**Records supplied:**

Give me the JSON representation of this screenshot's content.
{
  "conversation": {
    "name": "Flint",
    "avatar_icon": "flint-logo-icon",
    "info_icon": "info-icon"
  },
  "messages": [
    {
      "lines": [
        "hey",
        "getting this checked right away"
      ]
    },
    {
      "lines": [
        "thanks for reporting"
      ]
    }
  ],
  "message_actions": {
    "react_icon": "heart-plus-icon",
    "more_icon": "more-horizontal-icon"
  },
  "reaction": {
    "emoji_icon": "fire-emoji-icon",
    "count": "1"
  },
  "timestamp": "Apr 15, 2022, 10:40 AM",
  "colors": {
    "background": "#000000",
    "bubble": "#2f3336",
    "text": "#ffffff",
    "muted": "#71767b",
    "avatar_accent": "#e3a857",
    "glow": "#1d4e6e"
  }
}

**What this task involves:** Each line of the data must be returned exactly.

**Output for this task:**
Give me the JSON representation of this screenshot's content.
{
  "conversation": {
    "name": "Flint",
    "avatar_icon": "flint-logo-icon",
    "info_icon": "info-icon"
  },
  "messages": [
    {
      "lines": [
        "hey",
        "getting this checked right away"
      ]
    },
    {
      "lines": [
        "thanks for reporting"
      ]
    }
  ],
  "message_actions": {
    "react_icon": "heart-plus-icon",
    "more_icon": "more-horizontal-icon"
  },
  "reaction": {
    "emoji_icon": "fire-emoji-icon",
    "count": "1"
  },
  "timestamp": "Apr 15, 2022, 10:40 AM",
  "colors": {
    "background": "#000000",
    "bubble": "#2f3336",
    "text": "#ffffff",
    "muted": "#71767b",
    "avatar_accent": "#e3a857",
    "glow": "#1d4e6e"
  }
}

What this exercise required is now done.